In terms of bipartisan negotiations, “leaders have to be pretty confident to let that evolve,” said Virginia Sen. Mark Warner, a Democrat who was part of those talks. At the same time, Warner said, “anybody that underestimates Chuck’s focus and attention to detail does so at their own peril.”
Schumer brags about his communication skills, noting he has every Democratic senator on speed dial in his famous flip phone. And he knows many of their numbers by heart, he said.
“Every member calls me,” he said. “They don’t go through staff. They can talk to me directly, no email.”
Brian Fallon, a former Schumer aide who is now the executive director of Demand Justice, a liberal advocacy group that supports expanding the court, said Schumer has “come into his own in the last two years” in terms of legislative maneuvering. At no moment was that more evident than this summer, Fallon said, when Schumer unexpectedly announced the deal with Manchin on the sweeping package of bills and took angry Republicans by surprise.
“He’s had his own sort of Harry Reid moment the last several months,” said Fallon, referring to the late Nevada senator and majority leader who was known as one of the Senate’s toughest dealmakers before passing the torch to Schumer. Reid died last year.
The next two years won’t be easy, even if Warnock does win and give Democrats a crucial extra seat. Several Democratic incumbents are up for reelection in 2024, and Republicans still have a good chance of winning the House majority, making negotiations tougher for Schumer.
“So where do we go from here?” Schumer asked.
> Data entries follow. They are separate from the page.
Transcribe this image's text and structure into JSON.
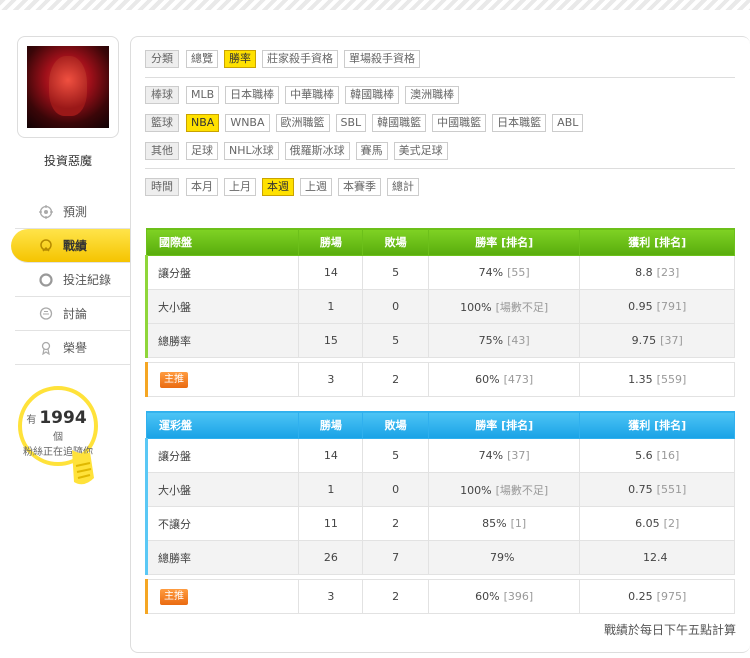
{
  "user": {
    "name": "投資惡魔"
  },
  "menu": [
    {
      "label": "預測",
      "icon": "target-icon",
      "active": false
    },
    {
      "label": "戰績",
      "icon": "record-icon",
      "active": true
    },
    {
      "label": "投注紀錄",
      "icon": "history-icon",
      "active": false
    },
    {
      "label": "討論",
      "icon": "chat-icon",
      "active": false
    },
    {
      "label": "榮譽",
      "icon": "trophy-icon",
      "active": false
    }
  ],
  "fans": {
    "prefix": "有",
    "count": "1994",
    "unit": "個",
    "suffix": "粉絲正在追隨你"
  },
  "filters": {
    "category": {
      "label": "分類",
      "items": [
        "總覽",
        "勝率",
        "莊家殺手資格",
        "單場殺手資格"
      ],
      "selected": "勝率"
    },
    "baseball": {
      "label": "棒球",
      "items": [
        "MLB",
        "日本職棒",
        "中華職棒",
        "韓國職棒",
        "澳洲職棒"
      ]
    },
    "basketball": {
      "label": "籃球",
      "items": [
        "NBA",
        "WNBA",
        "歐洲職籃",
        "SBL",
        "韓國職籃",
        "中國職籃",
        "日本職籃",
        "ABL"
      ],
      "selected": "NBA"
    },
    "other": {
      "label": "其他",
      "items": [
        "足球",
        "NHL冰球",
        "俄羅斯冰球",
        "賽馬",
        "美式足球"
      ]
    },
    "time": {
      "label": "時間",
      "items": [
        "本月",
        "上月",
        "本週",
        "上週",
        "本賽季",
        "總計"
      ],
      "selected": "本週"
    }
  },
  "table1": {
    "headers": [
      "國際盤",
      "勝場",
      "敗場",
      "勝率 [排名]",
      "獲利 [排名]"
    ],
    "rows": [
      {
        "name": "讓分盤",
        "win": "14",
        "lose": "5",
        "rate": "74%",
        "rate_rank": "[55]",
        "profit": "8.8",
        "profit_rank": "[23]"
      },
      {
        "name": "大小盤",
        "win": "1",
        "lose": "0",
        "rate": "100%",
        "rate_rank": "[場數不足]",
        "profit": "0.95",
        "profit_rank": "[791]"
      },
      {
        "name": "總勝率",
        "win": "15",
        "lose": "5",
        "rate": "75%",
        "rate_rank": "[43]",
        "profit": "9.75",
        "profit_rank": "[37]"
      }
    ],
    "main": {
      "badge": "主推",
      "win": "3",
      "lose": "2",
      "rate": "60%",
      "rate_rank": "[473]",
      "profit": "1.35",
      "profit_rank": "[559]"
    }
  },
  "table2": {
    "headers": [
      "運彩盤",
      "勝場",
      "敗場",
      "勝率 [排名]",
      "獲利 [排名]"
    ],
    "rows": [
      {
        "name": "讓分盤",
        "win": "14",
        "lose": "5",
        "rate": "74%",
        "rate_rank": "[37]",
        "profit": "5.6",
        "profit_rank": "[16]"
      },
      {
        "name": "大小盤",
        "win": "1",
        "lose": "0",
        "rate": "100%",
        "rate_rank": "[場數不足]",
        "profit": "0.75",
        "profit_rank": "[551]"
      },
      {
        "name": "不讓分",
        "win": "11",
        "lose": "2",
        "rate": "85%",
        "rate_rank": "[1]",
        "profit": "6.05",
        "profit_rank": "[2]"
      },
      {
        "name": "總勝率",
        "win": "26",
        "lose": "7",
        "rate": "79%",
        "rate_rank": "",
        "profit": "12.4",
        "profit_rank": ""
      }
    ],
    "main": {
      "badge": "主推",
      "win": "3",
      "lose": "2",
      "rate": "60%",
      "rate_rank": "[396]",
      "profit": "0.25",
      "profit_rank": "[975]"
    }
  },
  "note": "戰績於每日下午五點計算"
}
The Democratic leader said he intends to sit down with McConnell and try to find places to agree, even though the two men have traditionally had a frosty relationship.
“I’m going to make a real effort to do as much as we can,” Schumer said, echoing what he’s said since he took the top job two years ago. “We’ve got to focus on getting things done. That means we’re going to have to compromise.”